AP Computer Science A introduces students to computer science through programming. Fundamental topics in this course include the design of solutions to problems, the use of data structures to organize large sets of data, the development and implementation of algorithms to process data and discover new information, the analysis of potential solutions, and the ethical and social implications of computing systems. The course emphasizes object-oriented programming and design using the Java programming language.

College Course Equivalent

AP Computer Science A is equivalent to a first-semester, college-level course in computer science.


It is recommended that a student in the AP Computer Science A course has successfully completed a first-year high school algebra course with a strong foundation of basic linear functions, composition of functions, and problem-solving strategies that require multiple approaches and collaborative efforts. In addition, students should be able to use a Cartesian (x, y) coordinate system to represent points on a plane. It is important that students and their advisers understand that any significant computer science course builds upon a foundation of mathematical reasoning that should be acquired before attempting such a course.

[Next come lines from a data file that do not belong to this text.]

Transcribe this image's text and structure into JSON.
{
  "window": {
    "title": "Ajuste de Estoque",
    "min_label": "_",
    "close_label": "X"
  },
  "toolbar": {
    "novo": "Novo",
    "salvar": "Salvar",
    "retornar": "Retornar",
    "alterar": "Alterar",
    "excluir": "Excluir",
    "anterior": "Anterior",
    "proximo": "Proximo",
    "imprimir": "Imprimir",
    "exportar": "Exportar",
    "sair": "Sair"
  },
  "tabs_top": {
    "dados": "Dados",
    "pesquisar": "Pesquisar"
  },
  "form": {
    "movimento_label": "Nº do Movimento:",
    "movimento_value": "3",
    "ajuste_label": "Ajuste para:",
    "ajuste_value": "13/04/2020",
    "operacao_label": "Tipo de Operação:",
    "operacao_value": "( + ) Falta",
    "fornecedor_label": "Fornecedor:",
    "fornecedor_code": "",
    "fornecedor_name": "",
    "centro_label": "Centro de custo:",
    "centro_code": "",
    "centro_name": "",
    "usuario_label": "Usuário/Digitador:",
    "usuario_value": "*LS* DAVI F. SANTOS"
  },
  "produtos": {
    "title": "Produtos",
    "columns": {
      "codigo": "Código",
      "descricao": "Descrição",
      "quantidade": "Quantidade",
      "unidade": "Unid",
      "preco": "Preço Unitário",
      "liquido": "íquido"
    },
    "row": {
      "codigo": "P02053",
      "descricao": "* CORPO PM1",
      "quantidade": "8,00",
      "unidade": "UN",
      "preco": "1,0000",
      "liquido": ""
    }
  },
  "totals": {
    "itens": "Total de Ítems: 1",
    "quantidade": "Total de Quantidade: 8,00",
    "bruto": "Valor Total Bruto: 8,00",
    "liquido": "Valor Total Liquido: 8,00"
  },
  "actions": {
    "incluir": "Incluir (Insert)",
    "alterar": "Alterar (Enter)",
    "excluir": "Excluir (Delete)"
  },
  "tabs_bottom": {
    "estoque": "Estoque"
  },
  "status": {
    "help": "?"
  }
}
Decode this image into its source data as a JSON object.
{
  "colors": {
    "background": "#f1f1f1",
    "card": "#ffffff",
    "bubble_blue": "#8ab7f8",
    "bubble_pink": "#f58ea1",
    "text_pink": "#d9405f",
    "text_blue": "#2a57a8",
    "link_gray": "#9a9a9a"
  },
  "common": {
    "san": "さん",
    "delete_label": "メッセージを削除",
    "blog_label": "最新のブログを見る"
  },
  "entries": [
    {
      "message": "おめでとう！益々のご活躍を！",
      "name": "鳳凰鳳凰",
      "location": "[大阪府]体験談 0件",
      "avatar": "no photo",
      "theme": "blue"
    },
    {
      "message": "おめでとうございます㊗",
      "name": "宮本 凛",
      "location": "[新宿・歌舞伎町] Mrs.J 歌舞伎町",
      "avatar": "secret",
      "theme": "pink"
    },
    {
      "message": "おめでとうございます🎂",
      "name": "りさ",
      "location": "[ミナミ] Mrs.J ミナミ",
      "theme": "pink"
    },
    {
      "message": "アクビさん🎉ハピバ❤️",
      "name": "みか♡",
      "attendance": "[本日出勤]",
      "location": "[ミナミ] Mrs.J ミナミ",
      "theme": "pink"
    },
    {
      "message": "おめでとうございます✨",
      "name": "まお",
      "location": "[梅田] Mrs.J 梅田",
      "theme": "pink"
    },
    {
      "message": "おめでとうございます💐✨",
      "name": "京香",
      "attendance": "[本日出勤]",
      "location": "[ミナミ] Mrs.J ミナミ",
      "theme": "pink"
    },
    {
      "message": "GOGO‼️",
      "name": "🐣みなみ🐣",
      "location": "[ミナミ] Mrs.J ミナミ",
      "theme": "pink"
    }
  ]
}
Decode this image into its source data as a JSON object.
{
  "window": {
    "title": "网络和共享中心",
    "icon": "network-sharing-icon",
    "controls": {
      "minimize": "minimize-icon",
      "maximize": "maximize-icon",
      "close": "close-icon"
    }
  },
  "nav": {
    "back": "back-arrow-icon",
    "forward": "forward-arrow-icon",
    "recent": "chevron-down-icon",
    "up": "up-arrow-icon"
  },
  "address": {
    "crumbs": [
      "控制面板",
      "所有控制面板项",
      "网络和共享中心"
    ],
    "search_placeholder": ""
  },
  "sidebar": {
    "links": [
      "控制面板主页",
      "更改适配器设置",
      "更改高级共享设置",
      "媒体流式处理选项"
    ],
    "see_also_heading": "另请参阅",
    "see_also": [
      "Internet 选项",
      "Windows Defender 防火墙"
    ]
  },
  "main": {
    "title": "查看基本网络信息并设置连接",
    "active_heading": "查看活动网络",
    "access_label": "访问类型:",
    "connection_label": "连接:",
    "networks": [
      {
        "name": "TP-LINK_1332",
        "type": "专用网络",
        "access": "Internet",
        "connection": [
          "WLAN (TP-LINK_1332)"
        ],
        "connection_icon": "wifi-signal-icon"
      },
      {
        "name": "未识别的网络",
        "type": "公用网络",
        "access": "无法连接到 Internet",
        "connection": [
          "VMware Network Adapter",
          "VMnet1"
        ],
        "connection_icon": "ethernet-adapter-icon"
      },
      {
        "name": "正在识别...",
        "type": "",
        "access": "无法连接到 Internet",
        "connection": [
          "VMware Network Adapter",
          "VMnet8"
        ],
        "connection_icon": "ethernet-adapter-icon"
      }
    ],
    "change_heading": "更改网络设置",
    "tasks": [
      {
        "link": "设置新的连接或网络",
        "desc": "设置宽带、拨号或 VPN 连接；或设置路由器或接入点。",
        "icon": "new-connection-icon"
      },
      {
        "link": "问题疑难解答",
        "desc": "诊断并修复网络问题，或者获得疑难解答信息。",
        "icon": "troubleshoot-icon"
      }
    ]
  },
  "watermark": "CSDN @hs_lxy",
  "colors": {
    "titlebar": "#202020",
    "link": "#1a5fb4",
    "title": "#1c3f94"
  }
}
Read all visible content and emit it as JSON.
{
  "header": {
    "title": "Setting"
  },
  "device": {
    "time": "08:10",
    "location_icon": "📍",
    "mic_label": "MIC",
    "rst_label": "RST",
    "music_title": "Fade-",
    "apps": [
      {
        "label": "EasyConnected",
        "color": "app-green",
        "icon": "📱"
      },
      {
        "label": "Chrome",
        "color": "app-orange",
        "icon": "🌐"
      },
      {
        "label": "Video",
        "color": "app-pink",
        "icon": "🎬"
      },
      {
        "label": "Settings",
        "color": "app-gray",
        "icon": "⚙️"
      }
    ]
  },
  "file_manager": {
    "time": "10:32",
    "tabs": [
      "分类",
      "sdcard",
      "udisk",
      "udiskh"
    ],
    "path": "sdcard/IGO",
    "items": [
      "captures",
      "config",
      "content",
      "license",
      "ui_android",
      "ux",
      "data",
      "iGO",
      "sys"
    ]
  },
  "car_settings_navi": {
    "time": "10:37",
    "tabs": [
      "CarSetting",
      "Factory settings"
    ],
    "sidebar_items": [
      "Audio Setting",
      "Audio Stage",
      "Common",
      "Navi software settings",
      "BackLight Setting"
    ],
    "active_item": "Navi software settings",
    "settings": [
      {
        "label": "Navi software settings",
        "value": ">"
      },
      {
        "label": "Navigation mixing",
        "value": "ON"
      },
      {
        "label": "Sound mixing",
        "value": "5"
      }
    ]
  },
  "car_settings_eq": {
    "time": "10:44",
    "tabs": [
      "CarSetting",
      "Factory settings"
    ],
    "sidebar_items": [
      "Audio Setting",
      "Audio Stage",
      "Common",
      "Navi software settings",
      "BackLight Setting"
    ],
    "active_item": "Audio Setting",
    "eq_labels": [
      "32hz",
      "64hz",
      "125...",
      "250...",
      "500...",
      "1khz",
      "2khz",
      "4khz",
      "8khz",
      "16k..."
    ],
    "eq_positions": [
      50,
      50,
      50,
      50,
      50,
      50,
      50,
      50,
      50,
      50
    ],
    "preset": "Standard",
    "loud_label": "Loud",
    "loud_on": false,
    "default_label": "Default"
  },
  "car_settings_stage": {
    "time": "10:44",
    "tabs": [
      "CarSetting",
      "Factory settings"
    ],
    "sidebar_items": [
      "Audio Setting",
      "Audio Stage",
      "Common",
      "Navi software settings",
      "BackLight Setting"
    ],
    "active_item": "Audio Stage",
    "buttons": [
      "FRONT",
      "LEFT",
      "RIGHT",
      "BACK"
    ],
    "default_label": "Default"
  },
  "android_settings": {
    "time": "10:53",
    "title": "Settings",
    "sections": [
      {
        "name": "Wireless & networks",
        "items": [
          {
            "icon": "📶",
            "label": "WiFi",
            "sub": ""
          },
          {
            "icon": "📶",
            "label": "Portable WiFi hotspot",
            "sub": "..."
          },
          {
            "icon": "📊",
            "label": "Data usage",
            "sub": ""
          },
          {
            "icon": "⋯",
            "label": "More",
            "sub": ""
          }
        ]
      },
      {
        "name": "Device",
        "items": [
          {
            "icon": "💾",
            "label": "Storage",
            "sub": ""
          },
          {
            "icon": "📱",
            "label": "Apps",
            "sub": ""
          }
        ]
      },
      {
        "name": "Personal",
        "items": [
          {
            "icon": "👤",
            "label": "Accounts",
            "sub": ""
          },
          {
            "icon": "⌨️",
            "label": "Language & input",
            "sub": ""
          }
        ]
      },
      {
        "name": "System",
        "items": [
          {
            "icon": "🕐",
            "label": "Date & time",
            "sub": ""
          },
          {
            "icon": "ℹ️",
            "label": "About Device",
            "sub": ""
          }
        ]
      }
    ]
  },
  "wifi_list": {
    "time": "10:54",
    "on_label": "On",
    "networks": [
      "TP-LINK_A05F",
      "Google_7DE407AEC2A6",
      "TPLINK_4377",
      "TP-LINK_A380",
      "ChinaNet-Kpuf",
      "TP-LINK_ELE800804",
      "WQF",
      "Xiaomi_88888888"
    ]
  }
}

Computer Language

The AP Computer Science A course requires that solutions of problems be written in the Java programming language. Because the Java programming language is extensive, with far more features than could be covered in a single introductory course, the AP Computer Science A Exam covers a subset of Java.

Lab Requirement

The AP Computer Science A course must include a minimum of 20 hours of hands-on, structured lab experiences to engage students in individual or group problem solving. Thus, each AP Computer Science A course includes a substantial lab component in which students design solutions to problems, express their solutions precisely (e.g., in the Java programming language), test their solutions, identify and correct errors (when mistakes occur), and compare possible solutions. College Board has developed several labs that are aligned to the course framework that fulfill the 20-hour lab requirement. The class period recommendations provided in the unit guides a